#### Try it:
Copy the data that follows exactly as it is, excluding all pictures.

#### Source data:
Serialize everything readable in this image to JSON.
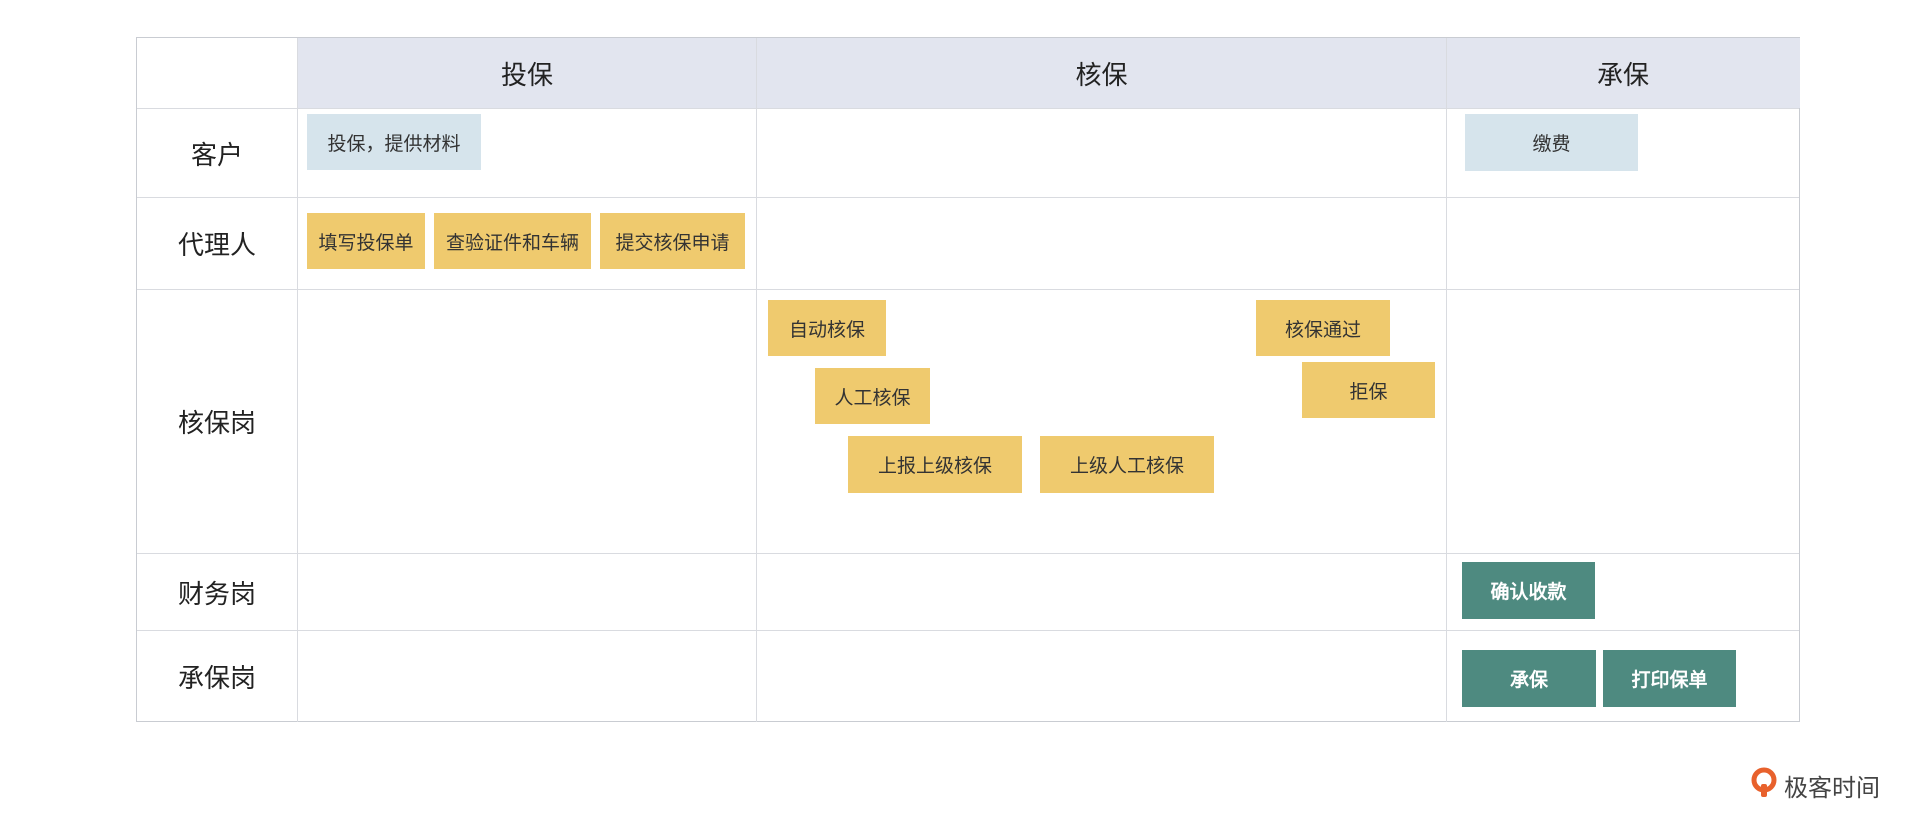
{
  "columns": [
    {
      "id": "apply",
      "label": "投保"
    },
    {
      "id": "review",
      "label": "核保"
    },
    {
      "id": "accept",
      "label": "承保"
    }
  ],
  "rows": [
    {
      "id": "customer",
      "label": "客户"
    },
    {
      "id": "agent",
      "label": "代理人"
    },
    {
      "id": "underwriter",
      "label": "核保岗"
    },
    {
      "id": "finance",
      "label": "财务岗"
    },
    {
      "id": "issuer",
      "label": "承保岗"
    }
  ],
  "cards": {
    "apply_provide": "投保，提供材料",
    "pay_premium": "缴费",
    "fill_form": "填写投保单",
    "inspect": "查验证件和车辆",
    "submit_request": "提交核保申请",
    "auto_review": "自动核保",
    "review_passed": "核保通过",
    "manual_review": "人工核保",
    "reject": "拒保",
    "escalate": "上报上级核保",
    "senior_review": "上级人工核保",
    "confirm_payment": "确认收款",
    "accept_policy": "承保",
    "print_policy": "打印保单"
  },
  "colors": {
    "header_bg": "#e2e5ef",
    "customer_card": "#d6e4ec",
    "work_card": "#efca6e",
    "key_card": "#4e8a80",
    "brand_accent": "#e8612c"
  },
  "brand": {
    "label": "极客时间",
    "icon": "geektime-logo-icon"
  }
}
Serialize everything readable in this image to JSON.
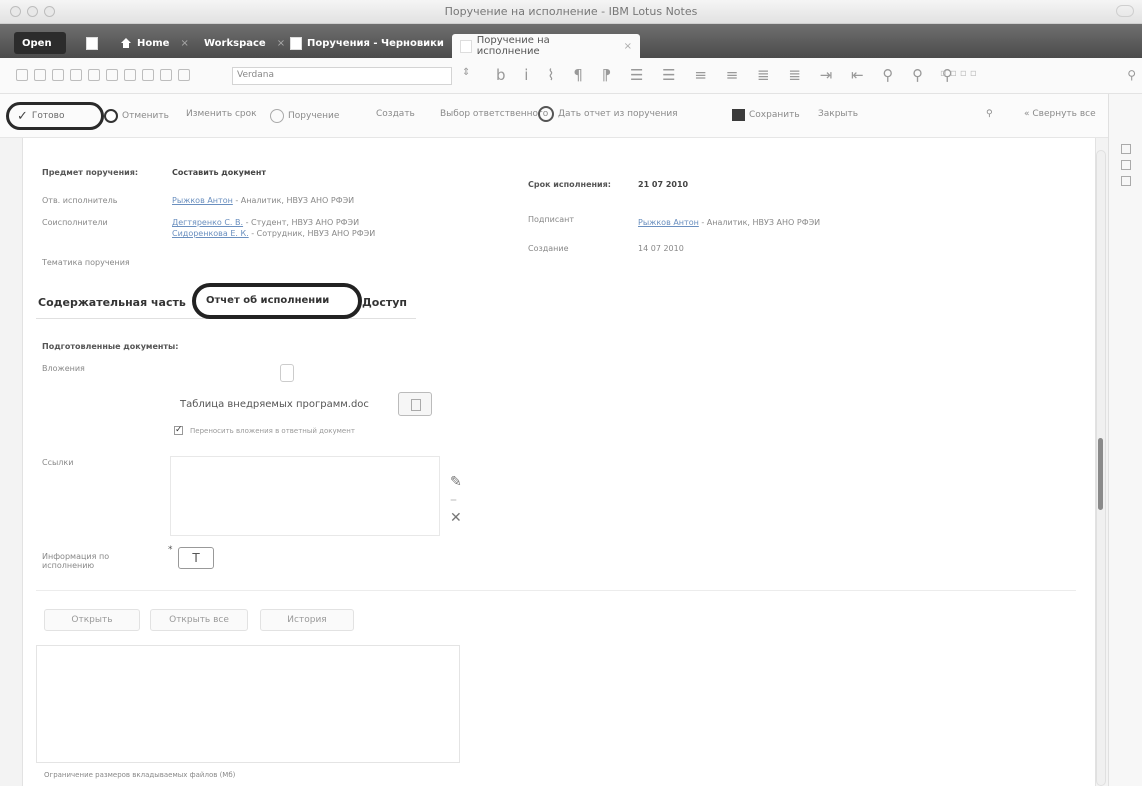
{
  "window": {
    "title": "Поручение на исполнение - IBM Lotus Notes"
  },
  "tabs": {
    "open": "Open",
    "home": "Home",
    "workspace": "Workspace",
    "draft": "Поручения - Черновики",
    "active": "Поручение на исполнение"
  },
  "format_toolbar": {
    "font": "Verdana",
    "marks": "b i ⌇ ¶ ⁋ ☰ ☰ ≡ ≡ ≣ ≣ ⇥ ⇤ ⚲ ⚲ ⚲"
  },
  "actions": {
    "ready": "Готово",
    "reject": "Отменить",
    "change_deadline": "Изменить срок",
    "order": "Поручение",
    "create": "Создать",
    "choose_executor": "Выбор ответственного",
    "give_report": "Дать отчет из поручения",
    "save": "Сохранить",
    "close": "Закрыть",
    "collapse_all": "« Свернуть все"
  },
  "form": {
    "subject_label": "Предмет поручения:",
    "subject_value": "Составить документ",
    "executor_label": "Отв. исполнитель",
    "executor_name": "Рыжков Антон",
    "executor_rest": "- Аналитик, НВУЗ АНО РФЭИ",
    "coexec_label": "Соисполнители",
    "coexec_1_name": "Дегтяренко С. В.",
    "coexec_1_rest": "- Студент, НВУЗ АНО РФЭИ",
    "coexec_2_name": "Сидоренкова Е. К.",
    "coexec_2_rest": "- Сотрудник, НВУЗ АНО РФЭИ",
    "topic_label": "Тематика поручения",
    "deadline_label": "Срок исполнения:",
    "deadline_value": "21 07 2010",
    "signed_label": "Подписант",
    "signed_name": "Рыжков Антон",
    "signed_rest": "- Аналитик, НВУЗ АНО РФЭИ",
    "created_label": "Создание",
    "created_value": "14 07 2010"
  },
  "form_tabs": {
    "content": "Содержательная часть",
    "report": "Отчет об исполнении",
    "access": "Доступ"
  },
  "report": {
    "prepared_label": "Подготовленные документы:",
    "attachments_label": "Вложения",
    "file_name": "Таблица внедряемых программ.doc",
    "copy_label": "Переносить вложения в ответный документ",
    "refs_label": "Ссылки",
    "info_label_1": "Информация по",
    "info_label_2": "исполнению",
    "info_btn": "T"
  },
  "buttons": {
    "open": "Открыть",
    "open_all": "Открыть все",
    "history": "История"
  },
  "bottom": {
    "limit_label": "Ограничение размеров вкладываемых файлов (Мб)"
  }
}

#### Solution for this task:
Serialize everything readable in this image to JSON.
{
  "columns": [
    {
      "id": "apply",
      "label": "投保"
    },
    {
      "id": "review",
      "label": "核保"
    },
    {
      "id": "accept",
      "label": "承保"
    }
  ],
  "rows": [
    {
      "id": "customer",
      "label": "客户"
    },
    {
      "id": "agent",
      "label": "代理人"
    },
    {
      "id": "underwriter",
      "label": "核保岗"
    },
    {
      "id": "finance",
      "label": "财务岗"
    },
    {
      "id": "issuer",
      "label": "承保岗"
    }
  ],
  "cards": {
    "apply_provide": "投保，提供材料",
    "pay_premium": "缴费",
    "fill_form": "填写投保单",
    "inspect": "查验证件和车辆",
    "submit_request": "提交核保申请",
    "auto_review": "自动核保",
    "review_passed": "核保通过",
    "manual_review": "人工核保",
    "reject": "拒保",
    "escalate": "上报上级核保",
    "senior_review": "上级人工核保",
    "confirm_payment": "确认收款",
    "accept_policy": "承保",
    "print_policy": "打印保单"
  },
  "colors": {
    "header_bg": "#e2e5ef",
    "customer_card": "#d6e4ec",
    "work_card": "#efca6e",
    "key_card": "#4e8a80",
    "brand_accent": "#e8612c"
  },
  "brand": {
    "label": "极客时间",
    "icon": "geektime-logo-icon"
  }
}
Serialize everything readable in this image to JSON.
{
  "window": {
    "title": "Поручение на исполнение - IBM Lotus Notes"
  },
  "tabs": {
    "open": "Open",
    "home": "Home",
    "workspace": "Workspace",
    "draft": "Поручения - Черновики",
    "active": "Поручение на исполнение"
  },
  "format_toolbar": {
    "font": "Verdana",
    "marks": "b i ⌇ ¶ ⁋ ☰ ☰ ≡ ≡ ≣ ≣ ⇥ ⇤ ⚲ ⚲ ⚲"
  },
  "actions": {
    "ready": "Готово",
    "reject": "Отменить",
    "change_deadline": "Изменить срок",
    "order": "Поручение",
    "create": "Создать",
    "choose_executor": "Выбор ответственного",
    "give_report": "Дать отчет из поручения",
    "save": "Сохранить",
    "close": "Закрыть",
    "collapse_all": "« Свернуть все"
  },
  "form": {
    "subject_label": "Предмет поручения:",
    "subject_value": "Составить документ",
    "executor_label": "Отв. исполнитель",
    "executor_name": "Рыжков Антон",
    "executor_rest": "- Аналитик, НВУЗ АНО РФЭИ",
    "coexec_label": "Соисполнители",
    "coexec_1_name": "Дегтяренко С. В.",
    "coexec_1_rest": "- Студент, НВУЗ АНО РФЭИ",
    "coexec_2_name": "Сидоренкова Е. К.",
    "coexec_2_rest": "- Сотрудник, НВУЗ АНО РФЭИ",
    "topic_label": "Тематика поручения",
    "deadline_label": "Срок исполнения:",
    "deadline_value": "21 07 2010",
    "signed_label": "Подписант",
    "signed_name": "Рыжков Антон",
    "signed_rest": "- Аналитик, НВУЗ АНО РФЭИ",
    "created_label": "Создание",
    "created_value": "14 07 2010"
  },
  "form_tabs": {
    "content": "Содержательная часть",
    "report": "Отчет об исполнении",
    "access": "Доступ"
  },
  "report": {
    "prepared_label": "Подготовленные документы:",
    "attachments_label": "Вложения",
    "file_name": "Таблица внедряемых программ.doc",
    "copy_label": "Переносить вложения в ответный документ",
    "refs_label": "Ссылки",
    "info_label_1": "Информация по",
    "info_label_2": "исполнению",
    "info_btn": "T"
  },
  "buttons": {
    "open": "Открыть",
    "open_all": "Открыть все",
    "history": "История"
  },
  "bottom": {
    "limit_label": "Ограничение размеров вкладываемых файлов (Мб)"
  }
}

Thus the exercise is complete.